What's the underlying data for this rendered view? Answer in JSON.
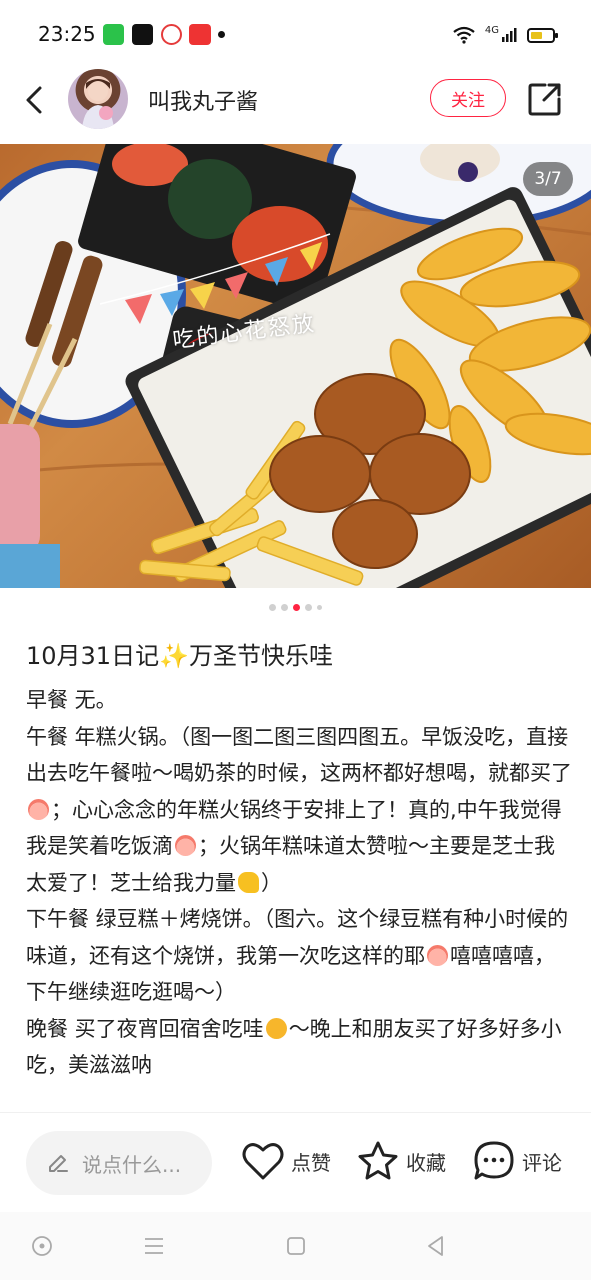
{
  "status_bar": {
    "time": "23:25",
    "network": "4G",
    "icons": [
      "iqiyi-app-icon",
      "soul-app-icon",
      "video-app-icon",
      "toutiao-app-icon",
      "wifi-icon",
      "signal-icon",
      "battery-icon"
    ]
  },
  "header": {
    "username": "叫我丸子酱",
    "follow_label": "关注"
  },
  "photo": {
    "page_counter": "3/7",
    "overlay_caption": "吃的心花怒放",
    "total_pages": 7,
    "current_page": 3
  },
  "post": {
    "title": "10月31日记✨万圣节快乐哇",
    "paragraphs": [
      {
        "text": "早餐 无。"
      },
      {
        "text": "午餐 年糕火锅。（图一图二图三图四图五。早饭没吃，直接出去吃午餐啦～喝奶茶的时候，这两杯都好想喝，就都买了",
        "emoji": "em-peach",
        "tail": "；心心念念的年糕火锅终于安排上了！真的,中午我觉得我是笑着吃饭滴",
        "emoji2": "em-peach",
        "tail2": "；火锅年糕味道太赞啦～主要是芝士我太爱了！芝士给我力量",
        "emoji3": "em-muscle",
        "tail3": "）"
      },
      {
        "text": "下午餐 绿豆糕＋烤烧饼。（图六。这个绿豆糕有种小时候的味道，还有这个烧饼，我第一次吃这样的耶",
        "emoji": "em-peach",
        "tail": "嘻嘻嘻嘻，下午继续逛吃逛喝～）"
      },
      {
        "text": "晚餐 买了夜宵回宿舍吃哇",
        "emoji": "em-sun",
        "tail": "～晚上和朋友买了好多好多小吃，美滋滋呐"
      }
    ]
  },
  "bottom_bar": {
    "comment_placeholder": "说点什么...",
    "like_label": "点赞",
    "favorite_label": "收藏",
    "comment_label": "评论"
  },
  "colors": {
    "accent": "#ff2442",
    "text": "#222222",
    "muted": "#999999"
  }
}
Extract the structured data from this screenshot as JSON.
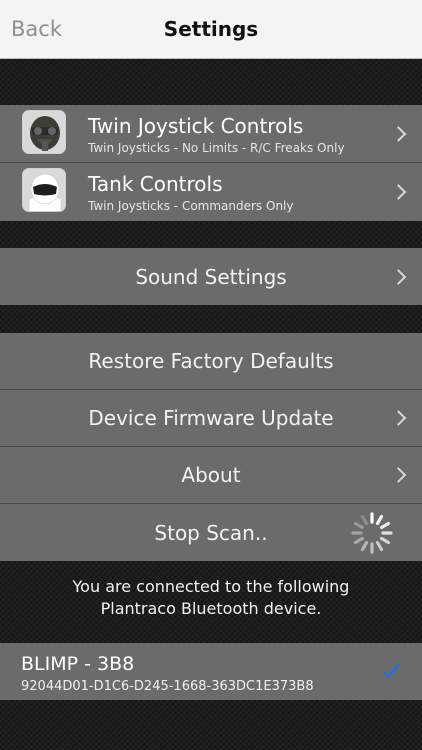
{
  "navbar": {
    "back_label": "Back",
    "title": "Settings"
  },
  "controls": [
    {
      "title": "Twin Joystick Controls",
      "subtitle": "Twin Joysticks - No Limits - R/C Freaks Only",
      "icon": "pilot-helmet-icon"
    },
    {
      "title": "Tank Controls",
      "subtitle": "Twin Joysticks - Commanders Only",
      "icon": "white-helmet-icon"
    }
  ],
  "sound": {
    "label": "Sound Settings"
  },
  "menu": {
    "restore_label": "Restore Factory Defaults",
    "firmware_label": "Device Firmware Update",
    "about_label": "About",
    "stop_scan_label": "Stop Scan.."
  },
  "connection": {
    "line1": "You are connected to the following",
    "line2": "Plantraco Bluetooth device."
  },
  "device": {
    "name": "BLIMP - 3B8",
    "uuid": "92044D01-D1C6-D245-1668-363DC1E373B8",
    "check_color": "#1a73e8"
  },
  "colors": {
    "row_bg": "#6b6b6b",
    "separator": "#4a4a4a",
    "navbar_bg": "#f4f4f4"
  }
}
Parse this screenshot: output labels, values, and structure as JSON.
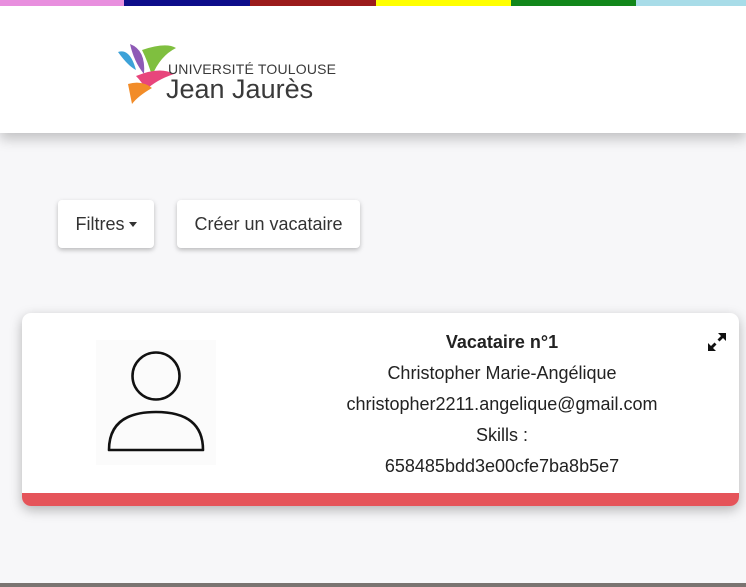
{
  "header": {
    "color_strip": [
      "#e88fde",
      "#0d0d8a",
      "#9b1b1b",
      "#ffff00",
      "#11871a",
      "#a8dce8"
    ],
    "logo": {
      "line1": "UNIVERSITÉ TOULOUSE",
      "line2": "Jean Jaurès",
      "colors": [
        "#3da2d8",
        "#8e5ab6",
        "#e8457c",
        "#f28c28",
        "#7fbf3f"
      ]
    }
  },
  "toolbar": {
    "filters_label": "Filtres",
    "create_label": "Créer un vacataire"
  },
  "card": {
    "title": "Vacataire n°1",
    "name": "Christopher Marie-Angélique",
    "email": "christopher2211.angelique@gmail.com",
    "skills": "Skills :",
    "id": "658485bdd3e00cfe7ba8b5e7",
    "accent_color": "#e5545a",
    "avatar_icon": "user-avatar-icon",
    "expand_icon": "expand-icon"
  }
}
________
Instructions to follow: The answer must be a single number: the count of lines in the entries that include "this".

Answer space: 3